■ PROBLEM DETAILS: Show all lines from the records below in which the string "value" is present.

*** Block opens ***

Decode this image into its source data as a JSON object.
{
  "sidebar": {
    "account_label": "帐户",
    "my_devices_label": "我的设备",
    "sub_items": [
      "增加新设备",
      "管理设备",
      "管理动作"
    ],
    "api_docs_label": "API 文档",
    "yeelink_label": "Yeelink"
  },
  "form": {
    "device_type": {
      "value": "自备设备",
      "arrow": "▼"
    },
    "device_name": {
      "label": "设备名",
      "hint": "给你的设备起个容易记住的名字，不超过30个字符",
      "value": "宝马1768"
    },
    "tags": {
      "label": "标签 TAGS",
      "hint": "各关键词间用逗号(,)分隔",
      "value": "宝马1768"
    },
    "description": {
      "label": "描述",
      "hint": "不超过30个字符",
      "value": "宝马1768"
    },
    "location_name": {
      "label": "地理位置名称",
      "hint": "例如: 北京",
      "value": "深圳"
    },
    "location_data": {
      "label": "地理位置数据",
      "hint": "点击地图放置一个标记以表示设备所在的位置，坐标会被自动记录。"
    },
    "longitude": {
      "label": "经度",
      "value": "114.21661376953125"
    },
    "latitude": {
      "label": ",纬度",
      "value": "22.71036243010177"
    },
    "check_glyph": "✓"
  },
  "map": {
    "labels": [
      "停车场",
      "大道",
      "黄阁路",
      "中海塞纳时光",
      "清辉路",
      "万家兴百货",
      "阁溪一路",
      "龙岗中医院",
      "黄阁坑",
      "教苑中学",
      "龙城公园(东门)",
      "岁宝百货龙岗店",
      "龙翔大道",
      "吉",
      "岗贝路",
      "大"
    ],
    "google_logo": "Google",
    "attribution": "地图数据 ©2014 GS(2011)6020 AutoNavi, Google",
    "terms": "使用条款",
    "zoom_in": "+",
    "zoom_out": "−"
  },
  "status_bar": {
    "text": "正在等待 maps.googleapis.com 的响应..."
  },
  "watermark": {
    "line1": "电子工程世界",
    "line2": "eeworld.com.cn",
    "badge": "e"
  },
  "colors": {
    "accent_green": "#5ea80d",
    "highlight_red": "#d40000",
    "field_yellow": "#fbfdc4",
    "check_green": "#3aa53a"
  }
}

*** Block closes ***

■ TASK SOLUTION:
      "value": "自备设备",
      "value": "宝马1768"
      "value": "宝马1768"
      "value": "宝马1768"
      "value": "深圳"
      "value": "114.21661376953125"
      "value": "22.71036243010177"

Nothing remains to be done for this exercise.